At full draw, does your sight look like a butterfly with hiccups? The culprit could be oxygen deprivation! Have you ever been on the shooting line and just listened to other shooters (and maybe yourself) after the arrow has been sent on its way to the target? If so, you’ve probably heard a loud WHOOSH! of air being released by the shooter. Taking in a big gulp of air during the draw to help get the string back is a common tactic. It resembles a weight lifter raising the weight off the floor. However, holding your breath for the entire shot sequence promotes tension in your whole body and tension promotes movement in your sight picture.
Pistol and rifle shooters use a technique that helps to stabilize the shooting form. They take in a breath during aiming and then release about half of it while settling the sight on the target picture. Then they squeeze off the shot while the sight picture is steady.
Try this technique during your next practice session. As you start your draw, take in a deep breath. Then, as you approach full draw, release about half of the air in your lungs as you continue the draw with your back muscles, never stopping the drawing motion. Your sight should become steadier a little quicker and you won’t have to hold the full draw weight quite so long while acquiring the target.

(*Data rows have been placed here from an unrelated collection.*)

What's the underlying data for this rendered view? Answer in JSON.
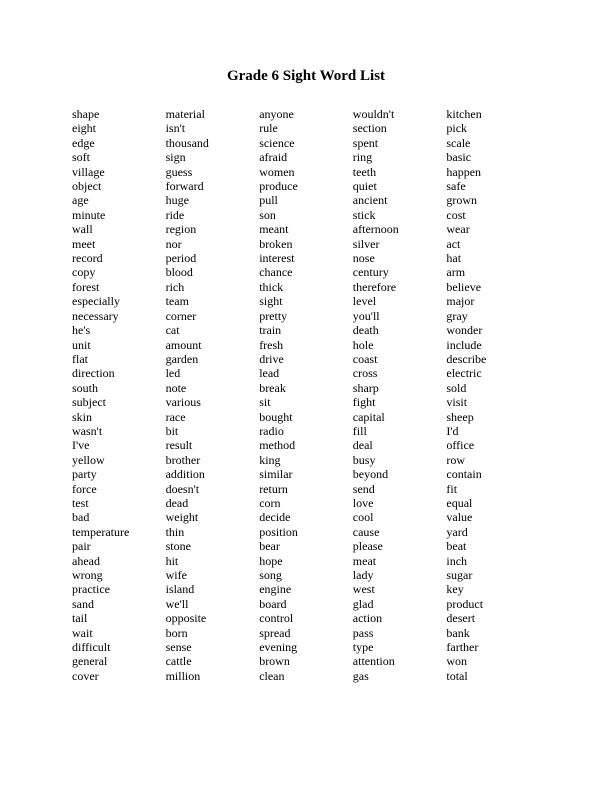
{
  "title": "Grade 6 Sight Word List",
  "columns": [
    [
      "shape",
      "eight",
      "edge",
      "soft",
      "village",
      "object",
      "age",
      "minute",
      "wall",
      "meet",
      "record",
      "copy",
      "forest",
      "especially",
      "necessary",
      "he's",
      "unit",
      "flat",
      "direction",
      "south",
      "subject",
      "skin",
      "wasn't",
      "I've",
      "yellow",
      "party",
      "force",
      "test",
      "bad",
      "temperature",
      "pair",
      "ahead",
      "wrong",
      "practice",
      "sand",
      "tail",
      "wait",
      "difficult",
      "general",
      "cover"
    ],
    [
      "material",
      "isn't",
      "thousand",
      "sign",
      "guess",
      "forward",
      "huge",
      "ride",
      "region",
      "nor",
      "period",
      "blood",
      "rich",
      "team",
      "corner",
      "cat",
      "amount",
      "garden",
      "led",
      "note",
      "various",
      "race",
      "bit",
      "result",
      "brother",
      "addition",
      "doesn't",
      "dead",
      "weight",
      "thin",
      "stone",
      "hit",
      "wife",
      "island",
      "we'll",
      "opposite",
      "born",
      "sense",
      "cattle",
      "million"
    ],
    [
      "anyone",
      "rule",
      "science",
      "afraid",
      "women",
      "produce",
      "pull",
      "son",
      "meant",
      "broken",
      "interest",
      "chance",
      "thick",
      "sight",
      "pretty",
      "train",
      "fresh",
      "drive",
      "lead",
      "break",
      "sit",
      "bought",
      "radio",
      "method",
      "king",
      "similar",
      "return",
      "corn",
      "decide",
      "position",
      "bear",
      "hope",
      "song",
      "engine",
      "board",
      "control",
      "spread",
      "evening",
      "brown",
      "clean"
    ],
    [
      "wouldn't",
      "section",
      "spent",
      "ring",
      "teeth",
      "quiet",
      "ancient",
      "stick",
      "afternoon",
      "silver",
      "nose",
      "century",
      "therefore",
      "level",
      "you'll",
      "death",
      "hole",
      "coast",
      "cross",
      "sharp",
      "fight",
      "capital",
      "fill",
      "deal",
      "busy",
      "beyond",
      "send",
      "love",
      "cool",
      "cause",
      "please",
      "meat",
      "lady",
      "west",
      "glad",
      "action",
      "pass",
      "type",
      "attention",
      "gas"
    ],
    [
      "kitchen",
      "pick",
      "scale",
      "basic",
      "happen",
      "safe",
      "grown",
      "cost",
      "wear",
      "act",
      "hat",
      "arm",
      "believe",
      "major",
      "gray",
      "wonder",
      "include",
      "describe",
      "electric",
      "sold",
      "visit",
      "sheep",
      "I'd",
      "office",
      "row",
      "contain",
      "fit",
      "equal",
      "value",
      "yard",
      "beat",
      "inch",
      "sugar",
      "key",
      "product",
      "desert",
      "bank",
      "farther",
      "won",
      "total"
    ]
  ]
}
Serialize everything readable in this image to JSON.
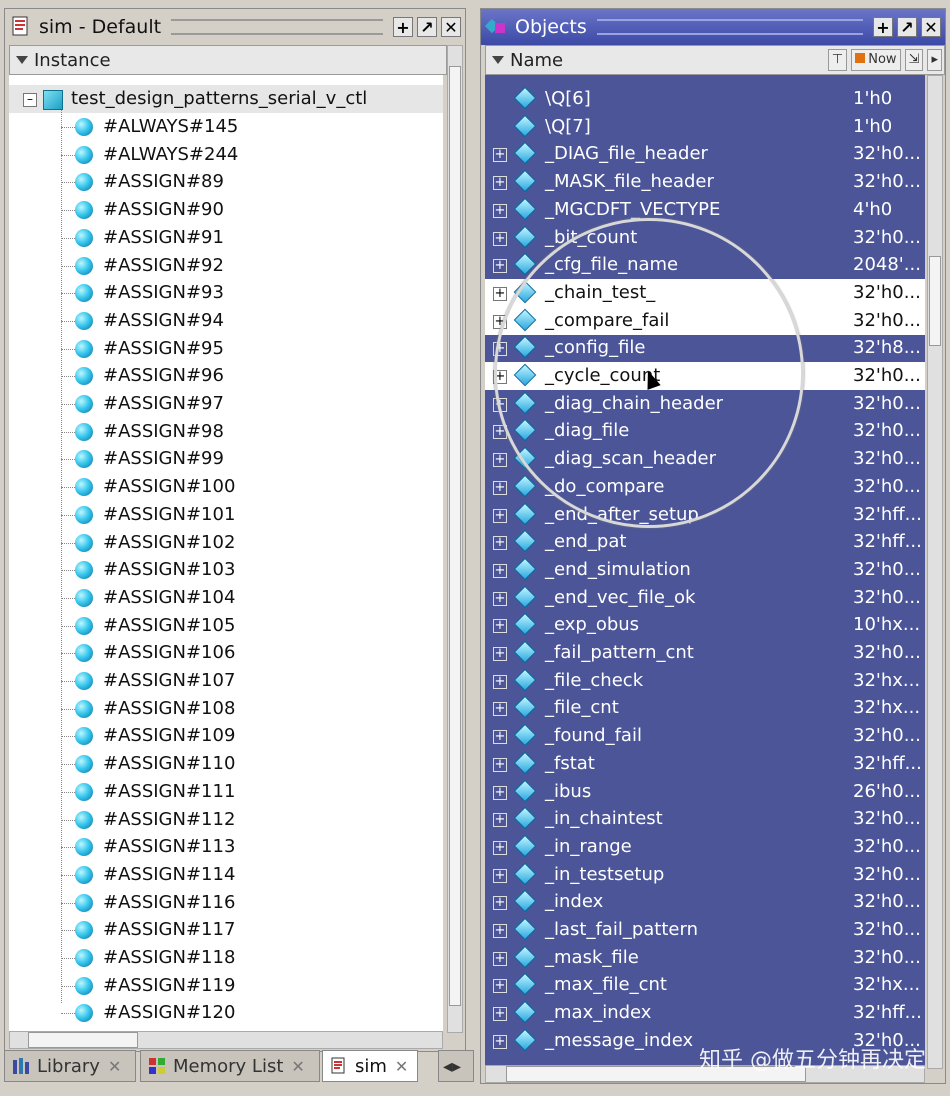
{
  "sim_pane": {
    "title": "sim - Default",
    "column": "Instance",
    "root": "test_design_patterns_serial_v_ctl",
    "items": [
      "#ALWAYS#145",
      "#ALWAYS#244",
      "#ASSIGN#89",
      "#ASSIGN#90",
      "#ASSIGN#91",
      "#ASSIGN#92",
      "#ASSIGN#93",
      "#ASSIGN#94",
      "#ASSIGN#95",
      "#ASSIGN#96",
      "#ASSIGN#97",
      "#ASSIGN#98",
      "#ASSIGN#99",
      "#ASSIGN#100",
      "#ASSIGN#101",
      "#ASSIGN#102",
      "#ASSIGN#103",
      "#ASSIGN#104",
      "#ASSIGN#105",
      "#ASSIGN#106",
      "#ASSIGN#107",
      "#ASSIGN#108",
      "#ASSIGN#109",
      "#ASSIGN#110",
      "#ASSIGN#111",
      "#ASSIGN#112",
      "#ASSIGN#113",
      "#ASSIGN#114",
      "#ASSIGN#116",
      "#ASSIGN#117",
      "#ASSIGN#118",
      "#ASSIGN#119",
      "#ASSIGN#120"
    ]
  },
  "objects_pane": {
    "title": "Objects",
    "column": "Name",
    "now_label": "Now",
    "rows": [
      {
        "name": "\\Q[6]",
        "value": "1'h0",
        "expand": false,
        "selected": false
      },
      {
        "name": "\\Q[7]",
        "value": "1'h0",
        "expand": false,
        "selected": false
      },
      {
        "name": "_DIAG_file_header",
        "value": "32'h0...",
        "expand": true,
        "selected": false
      },
      {
        "name": "_MASK_file_header",
        "value": "32'h0...",
        "expand": true,
        "selected": false
      },
      {
        "name": "_MGCDFT_VECTYPE",
        "value": "4'h0",
        "expand": true,
        "selected": false
      },
      {
        "name": "_bit_count",
        "value": "32'h0...",
        "expand": true,
        "selected": false
      },
      {
        "name": "_cfg_file_name",
        "value": "2048'...",
        "expand": true,
        "selected": false
      },
      {
        "name": "_chain_test_",
        "value": "32'h0...",
        "expand": true,
        "selected": true
      },
      {
        "name": "_compare_fail",
        "value": "32'h0...",
        "expand": true,
        "selected": true
      },
      {
        "name": "_config_file",
        "value": "32'h8...",
        "expand": true,
        "selected": false
      },
      {
        "name": "_cycle_count",
        "value": "32'h0...",
        "expand": true,
        "selected": true
      },
      {
        "name": "_diag_chain_header",
        "value": "32'h0...",
        "expand": true,
        "selected": false
      },
      {
        "name": "_diag_file",
        "value": "32'h0...",
        "expand": true,
        "selected": false
      },
      {
        "name": "_diag_scan_header",
        "value": "32'h0...",
        "expand": true,
        "selected": false
      },
      {
        "name": "_do_compare",
        "value": "32'h0...",
        "expand": true,
        "selected": false
      },
      {
        "name": "_end_after_setup",
        "value": "32'hff...",
        "expand": true,
        "selected": false
      },
      {
        "name": "_end_pat",
        "value": "32'hff...",
        "expand": true,
        "selected": false
      },
      {
        "name": "_end_simulation",
        "value": "32'h0...",
        "expand": true,
        "selected": false
      },
      {
        "name": "_end_vec_file_ok",
        "value": "32'h0...",
        "expand": true,
        "selected": false
      },
      {
        "name": "_exp_obus",
        "value": "10'hx...",
        "expand": true,
        "selected": false
      },
      {
        "name": "_fail_pattern_cnt",
        "value": "32'h0...",
        "expand": true,
        "selected": false
      },
      {
        "name": "_file_check",
        "value": "32'hx...",
        "expand": true,
        "selected": false
      },
      {
        "name": "_file_cnt",
        "value": "32'hx...",
        "expand": true,
        "selected": false
      },
      {
        "name": "_found_fail",
        "value": "32'h0...",
        "expand": true,
        "selected": false
      },
      {
        "name": "_fstat",
        "value": "32'hff...",
        "expand": true,
        "selected": false
      },
      {
        "name": "_ibus",
        "value": "26'h0...",
        "expand": true,
        "selected": false
      },
      {
        "name": "_in_chaintest",
        "value": "32'h0...",
        "expand": true,
        "selected": false
      },
      {
        "name": "_in_range",
        "value": "32'h0...",
        "expand": true,
        "selected": false
      },
      {
        "name": "_in_testsetup",
        "value": "32'h0...",
        "expand": true,
        "selected": false
      },
      {
        "name": "_index",
        "value": "32'h0...",
        "expand": true,
        "selected": false
      },
      {
        "name": "_last_fail_pattern",
        "value": "32'h0...",
        "expand": true,
        "selected": false
      },
      {
        "name": "_mask_file",
        "value": "32'h0...",
        "expand": true,
        "selected": false
      },
      {
        "name": "_max_file_cnt",
        "value": "32'hx...",
        "expand": true,
        "selected": false
      },
      {
        "name": "_max_index",
        "value": "32'hff...",
        "expand": true,
        "selected": false
      },
      {
        "name": "_message_index",
        "value": "32'h0...",
        "expand": true,
        "selected": false
      }
    ]
  },
  "tabs": [
    {
      "label": "Library",
      "active": false
    },
    {
      "label": "Memory List",
      "active": false
    },
    {
      "label": "sim",
      "active": true
    }
  ],
  "watermark": "知乎 @做五分钟再决定"
}
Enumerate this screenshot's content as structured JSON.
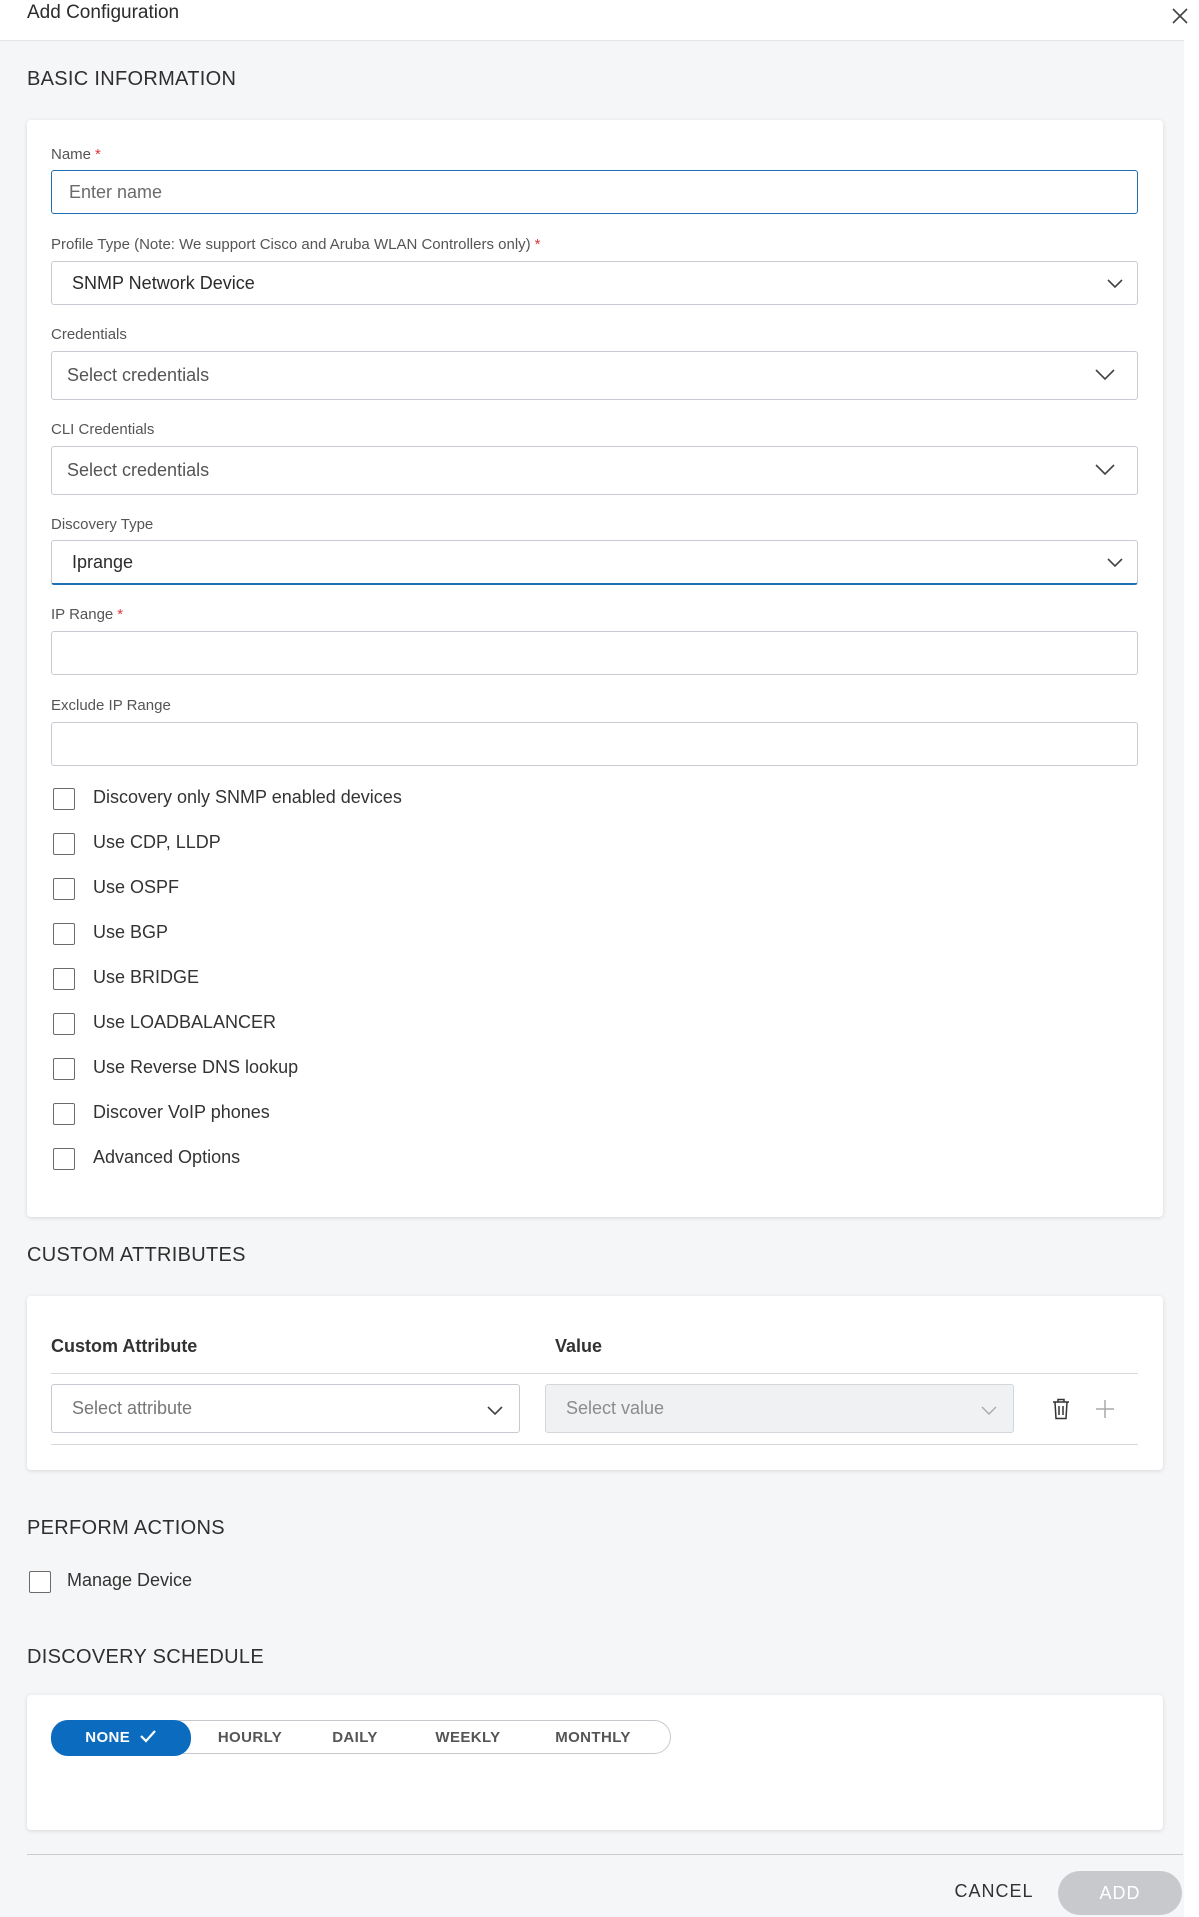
{
  "dialog": {
    "title": "Add Configuration"
  },
  "basic_info": {
    "section_title": "BASIC INFORMATION",
    "name": {
      "label": "Name",
      "required_mark": "*",
      "placeholder": "Enter name",
      "value": ""
    },
    "profile_type": {
      "label": "Profile Type (Note: We support Cisco and Aruba WLAN Controllers only)",
      "required_mark": "*",
      "value": "SNMP Network Device"
    },
    "credentials": {
      "label": "Credentials",
      "placeholder": "Select credentials"
    },
    "cli_credentials": {
      "label": "CLI Credentials",
      "placeholder": "Select credentials"
    },
    "discovery_type": {
      "label": "Discovery Type",
      "value": "Iprange"
    },
    "ip_range": {
      "label": "IP Range",
      "required_mark": "*",
      "value": ""
    },
    "exclude_ip_range": {
      "label": "Exclude IP Range",
      "value": ""
    },
    "options": [
      {
        "label": "Discovery only SNMP enabled devices",
        "checked": false
      },
      {
        "label": "Use CDP, LLDP",
        "checked": false
      },
      {
        "label": "Use OSPF",
        "checked": false
      },
      {
        "label": "Use BGP",
        "checked": false
      },
      {
        "label": "Use BRIDGE",
        "checked": false
      },
      {
        "label": "Use LOADBALANCER",
        "checked": false
      },
      {
        "label": "Use Reverse DNS lookup",
        "checked": false
      },
      {
        "label": "Discover VoIP phones",
        "checked": false
      },
      {
        "label": "Advanced Options",
        "checked": false
      }
    ]
  },
  "custom_attributes": {
    "section_title": "CUSTOM ATTRIBUTES",
    "col_attribute": "Custom Attribute",
    "col_value": "Value",
    "attribute_placeholder": "Select attribute",
    "value_placeholder": "Select value",
    "icons": {
      "delete": "trash-icon",
      "add": "plus-icon"
    }
  },
  "perform_actions": {
    "section_title": "PERFORM ACTIONS",
    "manage_device": {
      "label": "Manage Device",
      "checked": false
    }
  },
  "discovery_schedule": {
    "section_title": "DISCOVERY SCHEDULE",
    "options": [
      "NONE",
      "HOURLY",
      "DAILY",
      "WEEKLY",
      "MONTHLY"
    ],
    "selected": "NONE"
  },
  "footer": {
    "cancel_label": "CANCEL",
    "add_label": "ADD"
  },
  "colors": {
    "accent": "#0a6bbf",
    "required": "#d9363e",
    "disabled_button": "#c7c9cc"
  }
}
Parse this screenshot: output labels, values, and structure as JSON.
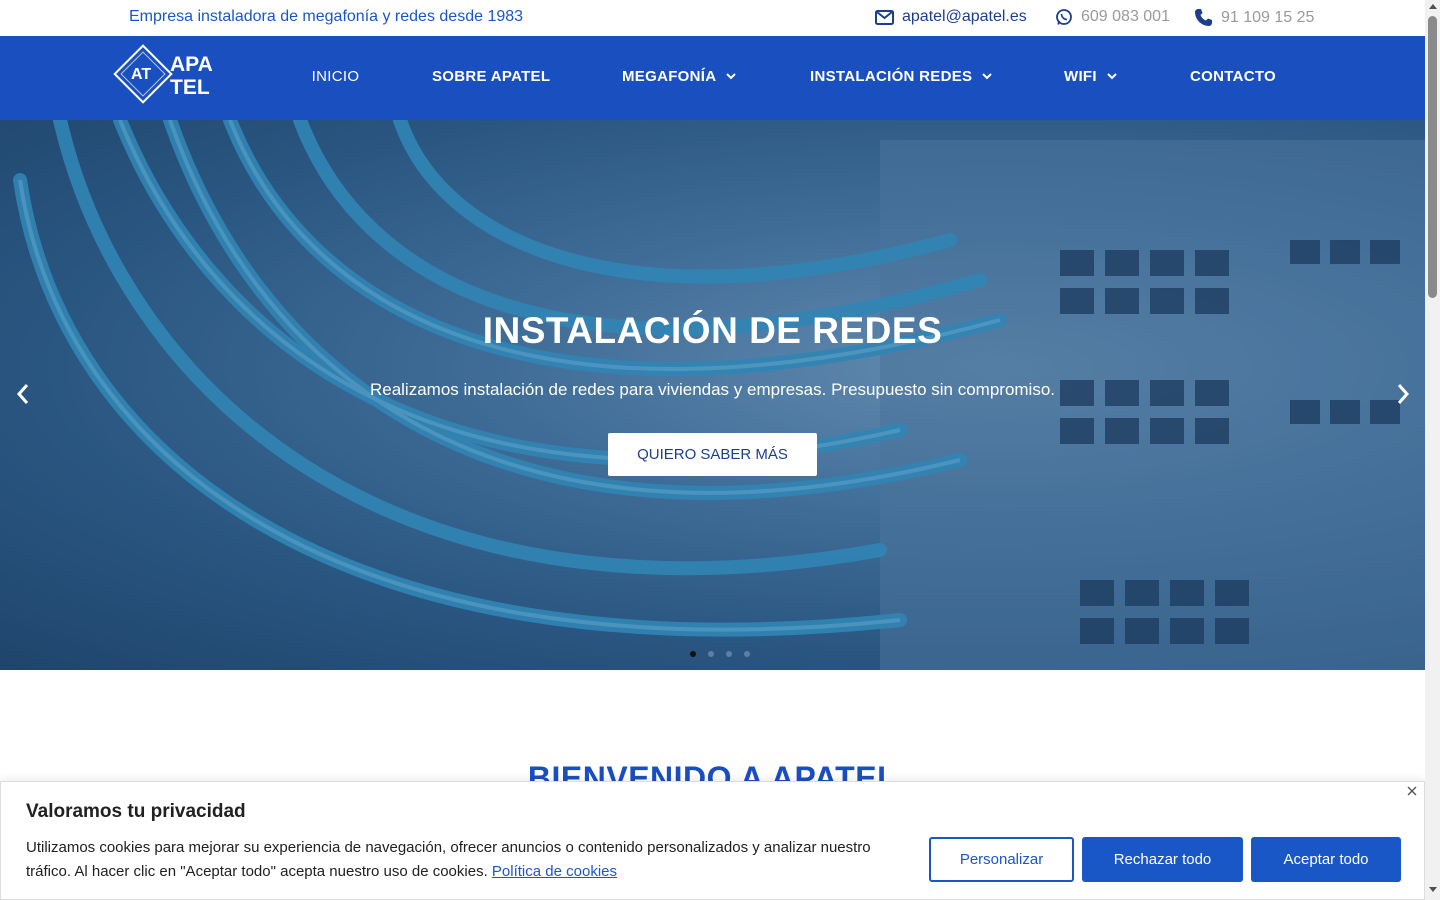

Practice this until it becomes part of your shooting form and it will improve your scores.
Coach Jim White